Image_1_Response Mode Choice in a Multimodally Duetting Paleotropical Pseudophylline Bushcricket.TIFF

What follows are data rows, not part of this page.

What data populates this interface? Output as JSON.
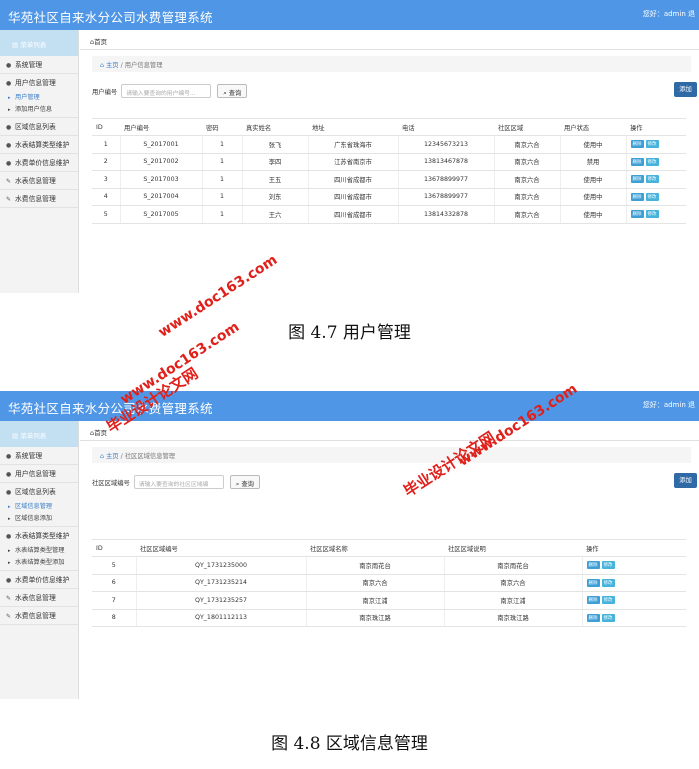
{
  "app_title": "华苑社区自来水分公司水费管理系统",
  "greeting": "您好：admin 退",
  "nav_heading": "菜单列表",
  "home_link": "首页",
  "search_button": "查询",
  "add_button": "添加",
  "op_delete": "删除",
  "op_edit": "修改",
  "shot1": {
    "nav": {
      "item_system": "系统管理",
      "item_user": "用户信息管理",
      "sub_user_manage": "用户管理",
      "sub_user_add": "添加用户信息",
      "item_region": "区域信息列表",
      "item_settle": "水表结算类型维护",
      "item_price": "水费单价信息维护",
      "item_meter": "水表信息管理",
      "item_water": "水费信息管理"
    },
    "crumb_home": "主页",
    "crumb_current": "用户信息管理",
    "search_label": "用户编号",
    "search_placeholder": "请输入要查询的用户编号...",
    "headers": [
      "ID",
      "用户编号",
      "密码",
      "真实姓名",
      "地址",
      "电话",
      "社区区域",
      "用户状态",
      "操作"
    ],
    "rows": [
      [
        "1",
        "S_2017001",
        "1",
        "张飞",
        "广东省珠海市",
        "12345673213",
        "南京六合",
        "使用中"
      ],
      [
        "2",
        "S_2017002",
        "1",
        "李四",
        "江苏省南京市",
        "13813467878",
        "南京六合",
        "禁用"
      ],
      [
        "3",
        "S_2017003",
        "1",
        "王五",
        "四川省成都市",
        "13678899977",
        "南京六合",
        "使用中"
      ],
      [
        "4",
        "S_2017004",
        "1",
        "刘东",
        "四川省成都市",
        "13678899977",
        "南京六合",
        "使用中"
      ],
      [
        "5",
        "S_2017005",
        "1",
        "王六",
        "四川省成都市",
        "13814332878",
        "南京六合",
        "使用中"
      ]
    ]
  },
  "caption1": "图 4.7  用户管理",
  "shot2": {
    "nav": {
      "item_system": "系统管理",
      "item_user": "用户信息管理",
      "item_region": "区域信息列表",
      "sub_region_manage": "区域信息管理",
      "sub_region_add": "区域信息添加",
      "item_settle": "水表结算类型维护",
      "sub_settle_manage": "水表结算类型管理",
      "sub_settle_add": "水表结算类型添加",
      "item_price": "水费单价信息维护",
      "item_meter": "水表信息管理",
      "item_water": "水费信息管理"
    },
    "crumb_home": "主页",
    "crumb_current": "社区区域信息管理",
    "search_label": "社区区域编号",
    "search_placeholder": "请输入要查询的社区区域编",
    "headers": [
      "ID",
      "社区区域编号",
      "社区区域名称",
      "社区区域说明",
      "操作"
    ],
    "rows": [
      [
        "5",
        "QY_1731235000",
        "南京雨花台",
        "南京雨花台"
      ],
      [
        "6",
        "QY_1731235214",
        "南京六合",
        "南京六合"
      ],
      [
        "7",
        "QY_1731235257",
        "南京江浦",
        "南京江浦"
      ],
      [
        "8",
        "QY_1801112113",
        "南京珠江路",
        "南京珠江路"
      ]
    ]
  },
  "caption2": "图 4.8  区域信息管理",
  "watermark_site": "www.doc163.com",
  "watermark_name": "毕业设计论文网"
}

Females of the pseudophylline bushcricket species Onomarchus uninotatus respond to a conspecific acoustic call with bouts of tremulation, followed by phonotaxis in some cases. This tremulation sends out a vibratory signal that propagates along the branch of the jackfruit trees where these animals are almost always found, and the male is able to localize the signal and perform vibrotaxis toward the female. Males are unable to localize the signal if it emanates from a branch unconnected to their perch, and therefore, female tremulation might not be a productive response when the nearest male is on an adjacent, disconnected tree. We hypothesized that female behavioral response choice between tremulation and phonotaxis might vary with distance from the caller. A semi-naturalistic experiment indicates that if the male and female are 4 m apart on a connected perch, females tremulate, and never perform phonotaxis while males perform vibrotaxis. However, at a distance of 9 m, 4 out of 10 females begin phonotaxis after a period of tremulation. We then hypothesized that features of the male call that indicate caller distance, such as call sound pressure level (SPL), might be responsible for this distance-dependent variation in the choice between phonotaxis and tremulation However, we found that at all SPLs, the female tremulates in response to male calls before attempting phonotaxis and that the probability of phonotaxis and tremulation both increased with calling song SPL. We conclude that our first hypothesis is upheld and that females do behave differently with respect to distance from the male, but that the cue affecting the distance-dependent increase in the probability of initiation of phonotaxis in female response choice is not the SPL of the male's advertisement call.